Wynter Pitts is a first-grade teacher at Citizens Academy Southeast, a Title I school in Cleveland with a 97 percent Black student enrollment.

While I was in the hallway getting ready for a morning meeting, I saw a student of mine going to the wrong line. I immediately called out to him and asked if he thought that line was going to our classroom. He laughed, showing his cute dimples. As he walked to the correct line, I told him that he’s a Pitts — because when he enters the school building his last name changes to mine for eight hours until he enters his mom’s car.

When my students enter my classroom, I want them to know that they are valuable to me and to each other. I aspire for them to experience a sense of belonging to a supportive team, caring family, and vibrant community. I believe their backgrounds will not create barriers, but rather strengthen their resilience so that they can function at their highest academic abilities.

I’m aware that there are a number of external factors working against Black boys and girls. However, my students deserve the very best from me to ensure that they defy all of the odds. Hence, I teach to make a difference in the lives of children who are disadvantaged. I firmly believe Cleveland has the vital resources and community leaders to execute a meaningful change in the lives of children I serve. I am committed to the cause of creating an educational experience that seeks to nurture and build upon the strengths of our most vulnerable children and their families.
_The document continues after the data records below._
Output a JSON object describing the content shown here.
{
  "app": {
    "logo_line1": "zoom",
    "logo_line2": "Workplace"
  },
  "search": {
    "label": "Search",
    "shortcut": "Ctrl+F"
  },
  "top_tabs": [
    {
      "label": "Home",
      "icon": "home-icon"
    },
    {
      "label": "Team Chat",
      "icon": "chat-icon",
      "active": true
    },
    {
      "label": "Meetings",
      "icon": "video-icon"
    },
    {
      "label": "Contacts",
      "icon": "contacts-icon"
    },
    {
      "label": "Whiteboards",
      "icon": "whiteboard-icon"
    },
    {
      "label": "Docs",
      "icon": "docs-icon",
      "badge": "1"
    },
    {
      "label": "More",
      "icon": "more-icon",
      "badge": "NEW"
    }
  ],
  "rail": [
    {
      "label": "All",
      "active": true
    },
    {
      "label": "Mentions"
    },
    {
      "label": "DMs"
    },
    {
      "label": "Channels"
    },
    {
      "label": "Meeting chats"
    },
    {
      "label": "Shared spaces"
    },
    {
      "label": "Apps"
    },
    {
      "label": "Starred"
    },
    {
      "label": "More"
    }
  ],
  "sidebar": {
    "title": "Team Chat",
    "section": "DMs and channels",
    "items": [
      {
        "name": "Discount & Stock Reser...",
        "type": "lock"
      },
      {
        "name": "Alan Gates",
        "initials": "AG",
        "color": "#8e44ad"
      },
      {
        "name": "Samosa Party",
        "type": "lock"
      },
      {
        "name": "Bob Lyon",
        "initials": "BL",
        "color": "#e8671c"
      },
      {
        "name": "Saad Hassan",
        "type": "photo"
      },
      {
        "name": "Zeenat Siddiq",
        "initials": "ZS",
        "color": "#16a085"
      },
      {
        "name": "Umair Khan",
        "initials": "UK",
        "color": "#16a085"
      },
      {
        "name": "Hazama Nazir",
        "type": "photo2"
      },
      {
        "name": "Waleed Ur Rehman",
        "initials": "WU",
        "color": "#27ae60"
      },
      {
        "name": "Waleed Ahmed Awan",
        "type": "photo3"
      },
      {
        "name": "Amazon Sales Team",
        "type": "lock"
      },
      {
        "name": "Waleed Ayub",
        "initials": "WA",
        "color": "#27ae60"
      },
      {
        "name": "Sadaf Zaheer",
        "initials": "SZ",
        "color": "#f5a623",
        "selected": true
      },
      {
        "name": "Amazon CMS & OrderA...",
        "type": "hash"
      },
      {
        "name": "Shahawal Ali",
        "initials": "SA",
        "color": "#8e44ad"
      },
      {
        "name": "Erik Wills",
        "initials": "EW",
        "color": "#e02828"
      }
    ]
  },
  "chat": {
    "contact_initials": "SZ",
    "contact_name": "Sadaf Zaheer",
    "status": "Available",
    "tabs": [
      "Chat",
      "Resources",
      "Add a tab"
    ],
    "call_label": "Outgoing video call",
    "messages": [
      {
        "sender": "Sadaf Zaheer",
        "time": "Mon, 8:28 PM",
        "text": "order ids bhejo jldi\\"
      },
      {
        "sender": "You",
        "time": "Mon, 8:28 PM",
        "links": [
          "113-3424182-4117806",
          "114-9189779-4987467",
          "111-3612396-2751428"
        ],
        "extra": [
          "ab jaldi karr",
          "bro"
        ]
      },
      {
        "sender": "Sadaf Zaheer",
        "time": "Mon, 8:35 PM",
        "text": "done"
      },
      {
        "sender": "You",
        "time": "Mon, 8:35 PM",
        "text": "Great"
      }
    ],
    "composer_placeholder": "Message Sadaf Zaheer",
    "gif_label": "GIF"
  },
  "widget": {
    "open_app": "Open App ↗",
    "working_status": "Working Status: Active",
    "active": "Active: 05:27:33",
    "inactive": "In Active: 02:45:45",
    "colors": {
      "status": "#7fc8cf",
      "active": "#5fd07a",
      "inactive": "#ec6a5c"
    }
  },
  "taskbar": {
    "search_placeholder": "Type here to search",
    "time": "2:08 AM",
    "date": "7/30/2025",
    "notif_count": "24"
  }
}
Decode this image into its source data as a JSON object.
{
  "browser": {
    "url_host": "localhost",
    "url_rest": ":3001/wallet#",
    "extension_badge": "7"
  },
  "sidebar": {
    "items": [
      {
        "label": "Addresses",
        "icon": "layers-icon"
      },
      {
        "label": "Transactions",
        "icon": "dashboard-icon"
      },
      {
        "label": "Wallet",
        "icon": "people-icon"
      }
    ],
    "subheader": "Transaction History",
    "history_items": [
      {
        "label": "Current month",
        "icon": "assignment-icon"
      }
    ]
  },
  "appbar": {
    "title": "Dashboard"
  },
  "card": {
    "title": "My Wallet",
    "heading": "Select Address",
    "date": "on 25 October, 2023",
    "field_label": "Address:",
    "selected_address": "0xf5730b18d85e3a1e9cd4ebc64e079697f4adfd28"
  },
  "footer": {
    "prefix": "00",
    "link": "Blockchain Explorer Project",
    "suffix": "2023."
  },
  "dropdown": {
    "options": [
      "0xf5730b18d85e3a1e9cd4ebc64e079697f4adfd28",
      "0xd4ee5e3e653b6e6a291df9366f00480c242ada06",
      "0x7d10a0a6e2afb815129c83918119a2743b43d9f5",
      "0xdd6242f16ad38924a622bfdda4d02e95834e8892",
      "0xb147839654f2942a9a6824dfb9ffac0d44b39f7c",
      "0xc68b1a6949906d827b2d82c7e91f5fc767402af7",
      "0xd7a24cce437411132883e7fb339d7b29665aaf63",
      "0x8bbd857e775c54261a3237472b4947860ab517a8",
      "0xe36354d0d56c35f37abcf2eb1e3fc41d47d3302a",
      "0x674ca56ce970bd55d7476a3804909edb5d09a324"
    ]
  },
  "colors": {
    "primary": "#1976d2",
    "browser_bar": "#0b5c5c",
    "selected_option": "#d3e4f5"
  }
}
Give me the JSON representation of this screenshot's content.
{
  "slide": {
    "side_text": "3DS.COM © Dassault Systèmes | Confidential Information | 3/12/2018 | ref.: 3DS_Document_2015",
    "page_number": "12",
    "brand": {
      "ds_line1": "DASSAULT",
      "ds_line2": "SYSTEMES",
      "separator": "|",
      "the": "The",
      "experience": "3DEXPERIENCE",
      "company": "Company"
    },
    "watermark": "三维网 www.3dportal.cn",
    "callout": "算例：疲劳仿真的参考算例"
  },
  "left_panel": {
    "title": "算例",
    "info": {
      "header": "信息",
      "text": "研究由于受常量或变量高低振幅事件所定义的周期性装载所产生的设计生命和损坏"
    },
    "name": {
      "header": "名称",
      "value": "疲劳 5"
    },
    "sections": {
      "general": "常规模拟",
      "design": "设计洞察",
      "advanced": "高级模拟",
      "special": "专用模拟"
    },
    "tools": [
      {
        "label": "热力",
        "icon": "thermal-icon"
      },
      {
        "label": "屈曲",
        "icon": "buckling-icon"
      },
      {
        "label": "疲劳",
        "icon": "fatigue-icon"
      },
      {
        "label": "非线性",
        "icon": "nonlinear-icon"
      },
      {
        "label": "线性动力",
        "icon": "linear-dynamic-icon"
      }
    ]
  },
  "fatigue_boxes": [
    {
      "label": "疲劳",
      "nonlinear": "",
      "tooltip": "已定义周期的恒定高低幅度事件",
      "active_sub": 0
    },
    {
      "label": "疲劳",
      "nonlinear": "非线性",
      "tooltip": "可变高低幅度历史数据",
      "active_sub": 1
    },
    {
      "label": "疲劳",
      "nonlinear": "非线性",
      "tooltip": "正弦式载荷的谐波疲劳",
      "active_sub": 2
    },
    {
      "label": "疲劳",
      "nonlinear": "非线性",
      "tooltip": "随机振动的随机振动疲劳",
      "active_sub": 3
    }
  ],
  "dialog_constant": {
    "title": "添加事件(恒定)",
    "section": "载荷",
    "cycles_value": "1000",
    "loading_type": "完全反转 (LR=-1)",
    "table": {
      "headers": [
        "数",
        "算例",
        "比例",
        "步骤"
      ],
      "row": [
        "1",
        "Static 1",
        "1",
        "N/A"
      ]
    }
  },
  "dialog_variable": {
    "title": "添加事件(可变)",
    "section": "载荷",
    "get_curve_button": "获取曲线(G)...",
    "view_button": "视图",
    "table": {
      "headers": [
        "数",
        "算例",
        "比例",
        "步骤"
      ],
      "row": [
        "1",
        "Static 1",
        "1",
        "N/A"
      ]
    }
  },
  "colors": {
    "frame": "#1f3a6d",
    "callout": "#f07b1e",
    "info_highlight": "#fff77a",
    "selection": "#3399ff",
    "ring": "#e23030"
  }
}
This post is a part of an ongoing series, called “Why I Teach Where I Teach,” which asks educators in high-need schools to share what has attracted (and kept) them in the challenging environments they’re in. They share important stories and experiences that should remind us all of the power of strong school leadership, a network of supportive colleagues, and the genuine opportunity to have a say in schoolwide decisions. Listen up! They’re teaching us.